Wednesday, January 19, 2011

Making Triptych

Atlanta Triptych by Janice Hunter, Elaine Parker and Aisha Lumumba.

I was overjoyed when Dee asked if I would talk more about the making of this Triptych. At first I thought we would do some kind of landscape picture. Then Elaine mentioned that she would have a better chance with a cityscape. Atlanta was our choice. We went a bridge downtown where we could get a good view of the city and snapped several pictures. Needless to say we visited that bridge several times. I divided the picture into three pieces so that we could choose. It was quickly decided that Elaine would do the middle because her media was so different from mine and Janice's. Quilting on each end and beading in the middle.

I was the last to choose. Later Janice said she realized that her section had a lot of small buildings. Deciding on the size of it was hard. Janice and I wanted a large piece that would make it easy to replicate those windows in the buildings. Elaine wanted a smaller piece because it would take thousands of beads to cover a really large surface. I want to think we made a pretty good compromise, 20"x40". We made a lot of decisions before we even started working. In order to make it flow from one to the other, we decided to use the same fabric for the sky and the pavement. We met at Marquetta's ( and got just the right fabric.
It was much later in the project when we decided that we would all quilt the sky with the same quilting pattern to continue the consistency.
Then we went away to our prospective places to work. I suggested to Janice that she think about some plaid fabric that would give the feeling of the windows in the building. She searched on line and found some plaids that worked really well. Everyone comments on that tall plaid building that instantly reminds you of the real thing, while something inside your brain is saying but the real thing is not plaid.
I leaned on stripes and used one of Janice's plaids. I pieced one building by making strips and cutting them into small square pieces and sewing them back together. Elaine on the other hand was creating buildings and taking them apart and creating them again and again. Some days she seemed so frustrated with those beads. I knew that it would be fabulous when ever she finished. I was never worried.
The hardest part was seeing it as a whole. When you work right on top of the work so much, it is real important to stand back and look at it. For the longest time it was just bits and pieces of buildings, then fitting them into the space was the next challenge. Truth be told a few small buildings might have gotten left off. I had collected green fabrics with leaves over time, so we all shared those.
A few months rolled by and we were steadily working. Then we were quilting.
Finally we were finished.
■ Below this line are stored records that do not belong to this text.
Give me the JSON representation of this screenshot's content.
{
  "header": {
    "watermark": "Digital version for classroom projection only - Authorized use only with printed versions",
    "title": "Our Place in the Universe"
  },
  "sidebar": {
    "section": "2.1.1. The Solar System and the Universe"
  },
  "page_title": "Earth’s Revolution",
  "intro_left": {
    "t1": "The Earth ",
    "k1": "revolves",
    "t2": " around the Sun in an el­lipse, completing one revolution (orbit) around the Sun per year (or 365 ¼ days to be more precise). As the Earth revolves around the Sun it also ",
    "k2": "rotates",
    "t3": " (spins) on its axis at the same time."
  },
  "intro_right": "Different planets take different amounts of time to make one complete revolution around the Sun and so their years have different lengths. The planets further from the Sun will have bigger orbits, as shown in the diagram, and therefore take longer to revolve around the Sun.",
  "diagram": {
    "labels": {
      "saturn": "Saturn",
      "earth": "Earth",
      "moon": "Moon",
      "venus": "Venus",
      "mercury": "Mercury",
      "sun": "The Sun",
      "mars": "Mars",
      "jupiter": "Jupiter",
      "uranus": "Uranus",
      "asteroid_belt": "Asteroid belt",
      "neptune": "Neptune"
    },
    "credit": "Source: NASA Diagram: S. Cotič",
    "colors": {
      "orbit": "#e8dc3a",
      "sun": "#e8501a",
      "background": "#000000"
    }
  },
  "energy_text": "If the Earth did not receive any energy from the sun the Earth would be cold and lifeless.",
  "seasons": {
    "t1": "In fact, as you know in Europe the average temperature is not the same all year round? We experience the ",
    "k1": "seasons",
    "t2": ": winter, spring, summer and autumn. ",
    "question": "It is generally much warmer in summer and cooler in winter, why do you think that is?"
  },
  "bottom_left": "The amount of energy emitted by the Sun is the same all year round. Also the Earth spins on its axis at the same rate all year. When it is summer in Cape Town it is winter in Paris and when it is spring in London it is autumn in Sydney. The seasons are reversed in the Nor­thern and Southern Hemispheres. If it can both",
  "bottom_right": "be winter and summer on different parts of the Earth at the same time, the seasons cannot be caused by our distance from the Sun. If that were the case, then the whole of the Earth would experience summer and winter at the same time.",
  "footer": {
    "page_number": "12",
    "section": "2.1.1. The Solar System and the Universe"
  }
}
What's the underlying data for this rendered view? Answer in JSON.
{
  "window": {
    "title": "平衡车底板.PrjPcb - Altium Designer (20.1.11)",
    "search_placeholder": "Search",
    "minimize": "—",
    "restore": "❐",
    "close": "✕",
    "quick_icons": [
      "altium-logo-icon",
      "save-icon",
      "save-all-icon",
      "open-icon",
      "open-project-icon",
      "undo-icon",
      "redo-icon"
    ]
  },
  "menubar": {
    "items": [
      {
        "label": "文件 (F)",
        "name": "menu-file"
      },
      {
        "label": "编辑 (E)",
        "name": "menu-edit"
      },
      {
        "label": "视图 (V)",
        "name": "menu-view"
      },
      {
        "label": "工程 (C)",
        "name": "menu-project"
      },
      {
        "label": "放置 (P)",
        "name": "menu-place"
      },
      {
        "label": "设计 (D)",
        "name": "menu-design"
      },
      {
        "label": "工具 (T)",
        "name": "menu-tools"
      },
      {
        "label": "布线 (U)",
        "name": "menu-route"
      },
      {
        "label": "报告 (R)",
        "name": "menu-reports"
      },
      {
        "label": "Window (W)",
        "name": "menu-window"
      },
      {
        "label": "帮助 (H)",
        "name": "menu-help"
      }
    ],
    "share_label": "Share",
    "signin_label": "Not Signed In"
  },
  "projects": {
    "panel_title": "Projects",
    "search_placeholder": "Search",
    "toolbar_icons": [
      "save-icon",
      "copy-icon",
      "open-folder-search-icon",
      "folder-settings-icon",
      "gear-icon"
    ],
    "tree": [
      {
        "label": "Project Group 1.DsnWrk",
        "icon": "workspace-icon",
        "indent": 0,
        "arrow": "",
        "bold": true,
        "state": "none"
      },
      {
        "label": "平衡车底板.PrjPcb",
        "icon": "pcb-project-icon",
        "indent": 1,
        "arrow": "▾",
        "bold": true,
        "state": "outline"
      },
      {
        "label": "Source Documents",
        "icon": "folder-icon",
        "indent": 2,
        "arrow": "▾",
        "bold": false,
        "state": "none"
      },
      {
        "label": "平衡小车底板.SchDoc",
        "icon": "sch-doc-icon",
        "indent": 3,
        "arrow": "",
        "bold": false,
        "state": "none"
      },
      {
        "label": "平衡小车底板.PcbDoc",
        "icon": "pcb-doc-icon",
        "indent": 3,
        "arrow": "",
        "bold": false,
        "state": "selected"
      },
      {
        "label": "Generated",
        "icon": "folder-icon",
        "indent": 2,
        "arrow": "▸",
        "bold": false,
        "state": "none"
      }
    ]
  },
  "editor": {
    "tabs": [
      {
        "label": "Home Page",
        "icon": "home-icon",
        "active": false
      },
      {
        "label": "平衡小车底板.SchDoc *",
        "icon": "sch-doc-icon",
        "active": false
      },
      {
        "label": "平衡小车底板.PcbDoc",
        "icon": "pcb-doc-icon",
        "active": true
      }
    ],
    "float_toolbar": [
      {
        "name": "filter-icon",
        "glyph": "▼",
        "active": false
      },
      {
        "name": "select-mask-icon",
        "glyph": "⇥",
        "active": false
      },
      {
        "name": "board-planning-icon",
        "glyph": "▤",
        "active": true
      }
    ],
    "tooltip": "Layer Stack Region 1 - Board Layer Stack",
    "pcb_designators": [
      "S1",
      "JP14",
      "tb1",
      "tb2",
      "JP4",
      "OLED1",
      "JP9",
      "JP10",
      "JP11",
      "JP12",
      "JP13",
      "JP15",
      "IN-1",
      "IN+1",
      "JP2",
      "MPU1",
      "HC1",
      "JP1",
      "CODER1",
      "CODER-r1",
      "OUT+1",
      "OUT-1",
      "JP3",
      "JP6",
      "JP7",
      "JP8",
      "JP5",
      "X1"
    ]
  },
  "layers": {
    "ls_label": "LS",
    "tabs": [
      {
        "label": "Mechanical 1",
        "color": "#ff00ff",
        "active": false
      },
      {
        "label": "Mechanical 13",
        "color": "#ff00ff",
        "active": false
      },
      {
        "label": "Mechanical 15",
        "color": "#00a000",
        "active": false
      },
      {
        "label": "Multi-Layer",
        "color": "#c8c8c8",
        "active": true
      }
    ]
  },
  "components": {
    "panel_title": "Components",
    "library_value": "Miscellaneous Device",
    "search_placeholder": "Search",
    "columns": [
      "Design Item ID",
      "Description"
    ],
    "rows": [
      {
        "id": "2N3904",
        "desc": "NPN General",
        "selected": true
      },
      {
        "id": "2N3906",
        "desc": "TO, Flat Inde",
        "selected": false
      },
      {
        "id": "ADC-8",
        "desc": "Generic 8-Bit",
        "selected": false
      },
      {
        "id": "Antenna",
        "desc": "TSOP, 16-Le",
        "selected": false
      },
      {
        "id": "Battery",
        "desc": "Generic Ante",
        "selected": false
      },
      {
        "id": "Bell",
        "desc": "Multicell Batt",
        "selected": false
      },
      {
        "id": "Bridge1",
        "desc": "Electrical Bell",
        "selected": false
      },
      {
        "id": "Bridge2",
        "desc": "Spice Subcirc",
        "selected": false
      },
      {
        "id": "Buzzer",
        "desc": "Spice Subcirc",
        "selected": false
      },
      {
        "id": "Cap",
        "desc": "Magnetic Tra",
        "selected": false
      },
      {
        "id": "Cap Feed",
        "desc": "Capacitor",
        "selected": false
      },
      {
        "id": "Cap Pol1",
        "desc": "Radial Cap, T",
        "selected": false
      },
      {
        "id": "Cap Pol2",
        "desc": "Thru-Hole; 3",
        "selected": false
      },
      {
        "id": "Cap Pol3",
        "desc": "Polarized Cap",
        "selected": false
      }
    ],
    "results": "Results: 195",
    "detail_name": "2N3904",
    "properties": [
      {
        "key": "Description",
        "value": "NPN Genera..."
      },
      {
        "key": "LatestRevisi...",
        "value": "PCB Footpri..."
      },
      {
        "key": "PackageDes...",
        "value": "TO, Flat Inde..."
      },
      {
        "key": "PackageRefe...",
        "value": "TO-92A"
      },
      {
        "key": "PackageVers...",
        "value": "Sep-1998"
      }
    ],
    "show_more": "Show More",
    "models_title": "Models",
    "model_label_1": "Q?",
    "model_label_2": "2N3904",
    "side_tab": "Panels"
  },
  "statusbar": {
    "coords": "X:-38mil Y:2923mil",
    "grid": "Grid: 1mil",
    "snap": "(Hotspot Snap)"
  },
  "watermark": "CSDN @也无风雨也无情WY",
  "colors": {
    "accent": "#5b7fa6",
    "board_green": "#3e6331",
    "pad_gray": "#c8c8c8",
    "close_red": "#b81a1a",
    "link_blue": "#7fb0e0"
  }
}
It was just days before the exhibit opened but before was the operative word.

Wednesday, January 12, 2011

Snow in ATL

Snow Days are usually the best time to get some work done for an artist. When it snows in Atlanta, the whole city literally shuts down. When my children were little we built a snow man. Mind you, we only would have about an inch or two of snow. So they would take their wagon up and down the street scraping snow off the neighbors cars and then carting it back to our yard. Of course we were know for having the only snow man the next day after all the snow was gone. My new grand baby is too little for that and hopefully I'll still be up to it by the time he gets old enough to cart snow from the neighbors. If things (weather) keeps going like it is going, we won't have to get snow from the neighbors. We had our very own 4 inches this time, much more than enough to make a great snow man.
Boy was I excited to have these snow days. You see, I have this quilt that I have been working on far too long and I just got it to the final stage. I loaded it on the Long Arm quilting machine and planned to wilde away the days stitching up and down. The first day I was really rolling when I noticed a strange smell. It seemed like it was coming from the motor, but the machine still sounded good. I'm always listening for that sound that means something is not just right. No sound, though.
I put my nose close to the motor. The smell was not coming from it. So I started taking long breaks thinking that maybe I was running it hard and hot. Each time I came back to the machine, it would smell the same by the time I reached the end of a row. I couldn't figure it out.
Then all of a sudden the machine stopped. When I pressed the button the motor would run but the machine itself would not budge. Finally I moved the protective cover of the belt and it popped out. It had snapped. Oh well, so much for finishing that project.
So I hurriedly grabbed another one. It would be a shame to let these lazy days past without getting some real lazy day work done.